This technique presents some limitations that require improvements. For instance the local stepouts need to be single valued with no conflicting dips in the data. This limitation can be overcome by estimating a few dips and retaining the ones of interest only. Second, an initial 1D velocity model is needed as a starting guess. This approximation, along with the simplified geometry of the rays, prevent us from recovering lateral velocity variations for complex geology, e.g., salt environment. This limitation can be overcome by incorporating the work of Clapp and Biondi (2000).
In spite of these approximations, this new velocity estimation technique is able to recover lateral velocity variations without picking for a 2D Gulf of Mexico dataset. In addition, the updated velocity field seems to match the geological environment: we can see velocity changes across faults at various locations. We finally show that the estimated velocity perturbations yield a map of time shifts that can be used to flatten CMP gathers.
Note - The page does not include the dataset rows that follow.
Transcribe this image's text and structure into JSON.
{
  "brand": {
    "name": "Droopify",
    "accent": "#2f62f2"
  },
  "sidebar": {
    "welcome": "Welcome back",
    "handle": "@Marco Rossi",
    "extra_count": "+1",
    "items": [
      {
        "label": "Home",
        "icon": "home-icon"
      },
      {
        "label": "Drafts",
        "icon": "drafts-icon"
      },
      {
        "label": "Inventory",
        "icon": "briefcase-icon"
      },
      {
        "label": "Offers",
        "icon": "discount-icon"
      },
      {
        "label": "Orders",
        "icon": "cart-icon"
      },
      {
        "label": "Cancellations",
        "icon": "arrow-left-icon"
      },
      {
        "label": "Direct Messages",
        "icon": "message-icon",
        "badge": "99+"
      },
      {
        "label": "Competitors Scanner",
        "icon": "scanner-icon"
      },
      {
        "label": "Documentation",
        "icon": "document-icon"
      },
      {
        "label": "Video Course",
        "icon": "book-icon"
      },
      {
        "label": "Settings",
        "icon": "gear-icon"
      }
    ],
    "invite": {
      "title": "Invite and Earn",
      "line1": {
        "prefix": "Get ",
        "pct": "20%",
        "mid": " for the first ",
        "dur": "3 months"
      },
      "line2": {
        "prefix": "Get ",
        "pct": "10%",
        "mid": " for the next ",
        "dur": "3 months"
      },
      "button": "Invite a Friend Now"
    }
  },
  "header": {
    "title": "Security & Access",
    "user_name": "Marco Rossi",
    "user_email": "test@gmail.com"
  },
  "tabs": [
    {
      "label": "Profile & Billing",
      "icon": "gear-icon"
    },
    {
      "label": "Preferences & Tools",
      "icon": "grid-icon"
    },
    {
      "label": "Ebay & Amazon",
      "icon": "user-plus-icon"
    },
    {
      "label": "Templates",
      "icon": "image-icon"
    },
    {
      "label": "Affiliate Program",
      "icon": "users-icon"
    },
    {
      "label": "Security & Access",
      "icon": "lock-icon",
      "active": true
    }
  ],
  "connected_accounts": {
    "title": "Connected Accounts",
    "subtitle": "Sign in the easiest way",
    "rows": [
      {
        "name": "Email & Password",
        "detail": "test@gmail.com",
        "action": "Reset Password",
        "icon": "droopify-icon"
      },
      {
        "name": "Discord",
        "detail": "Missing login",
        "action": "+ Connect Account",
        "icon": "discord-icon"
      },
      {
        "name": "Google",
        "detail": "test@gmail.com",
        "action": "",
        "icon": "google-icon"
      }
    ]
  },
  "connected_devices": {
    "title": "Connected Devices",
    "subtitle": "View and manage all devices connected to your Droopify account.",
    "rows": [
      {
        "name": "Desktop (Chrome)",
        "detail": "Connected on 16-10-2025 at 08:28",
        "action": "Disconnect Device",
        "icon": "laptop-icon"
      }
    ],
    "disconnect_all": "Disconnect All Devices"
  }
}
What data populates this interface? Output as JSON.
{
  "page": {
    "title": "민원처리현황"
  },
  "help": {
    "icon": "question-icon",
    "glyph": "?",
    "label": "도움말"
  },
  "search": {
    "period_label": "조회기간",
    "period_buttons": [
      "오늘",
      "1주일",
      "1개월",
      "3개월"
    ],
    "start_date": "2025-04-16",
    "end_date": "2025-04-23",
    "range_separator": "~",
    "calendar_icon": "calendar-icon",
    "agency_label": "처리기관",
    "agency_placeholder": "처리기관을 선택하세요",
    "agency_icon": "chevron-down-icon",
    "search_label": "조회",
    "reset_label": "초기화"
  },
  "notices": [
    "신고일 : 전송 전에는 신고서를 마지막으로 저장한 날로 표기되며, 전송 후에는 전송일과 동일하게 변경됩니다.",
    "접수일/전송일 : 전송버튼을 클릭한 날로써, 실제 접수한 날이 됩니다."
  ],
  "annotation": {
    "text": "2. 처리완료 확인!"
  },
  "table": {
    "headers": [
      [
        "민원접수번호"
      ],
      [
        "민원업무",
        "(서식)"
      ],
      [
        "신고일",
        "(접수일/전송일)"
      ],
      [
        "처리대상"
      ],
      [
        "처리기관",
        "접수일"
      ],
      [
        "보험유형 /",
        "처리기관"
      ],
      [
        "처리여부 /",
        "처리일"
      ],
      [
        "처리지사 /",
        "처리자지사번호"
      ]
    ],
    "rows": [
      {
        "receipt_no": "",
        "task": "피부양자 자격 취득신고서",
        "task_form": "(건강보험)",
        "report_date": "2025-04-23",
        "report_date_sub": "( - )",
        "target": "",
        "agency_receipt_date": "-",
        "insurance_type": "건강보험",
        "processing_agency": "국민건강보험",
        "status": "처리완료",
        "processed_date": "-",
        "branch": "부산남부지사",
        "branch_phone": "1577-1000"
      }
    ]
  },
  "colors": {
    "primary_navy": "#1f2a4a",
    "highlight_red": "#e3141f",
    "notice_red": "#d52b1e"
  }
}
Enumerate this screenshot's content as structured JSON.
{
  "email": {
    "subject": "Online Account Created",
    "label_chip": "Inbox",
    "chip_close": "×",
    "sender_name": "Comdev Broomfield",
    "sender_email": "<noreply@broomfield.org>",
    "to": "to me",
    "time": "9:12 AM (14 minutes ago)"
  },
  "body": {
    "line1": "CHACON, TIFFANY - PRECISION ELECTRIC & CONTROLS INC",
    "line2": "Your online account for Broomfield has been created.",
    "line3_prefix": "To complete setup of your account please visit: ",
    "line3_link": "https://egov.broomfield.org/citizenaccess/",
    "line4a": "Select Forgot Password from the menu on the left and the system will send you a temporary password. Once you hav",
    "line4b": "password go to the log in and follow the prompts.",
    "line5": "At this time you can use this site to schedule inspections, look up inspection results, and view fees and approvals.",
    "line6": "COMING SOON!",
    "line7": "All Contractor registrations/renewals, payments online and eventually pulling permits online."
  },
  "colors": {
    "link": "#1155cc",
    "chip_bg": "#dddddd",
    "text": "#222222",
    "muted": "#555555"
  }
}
In theory, more iterations of velocity updating should be performed. One problem with more updates is the need for more sophisticated time or depth imaging algorithms. In addition, more updates would mean improving on the tomographic inversion by allowing any type of ray geometry and background slowness field. These changes go beyond the scope of this paper. We believe, however, that all these sources of improvements should be investigated further to provide a robust and picking-free interval velocity estimation tool.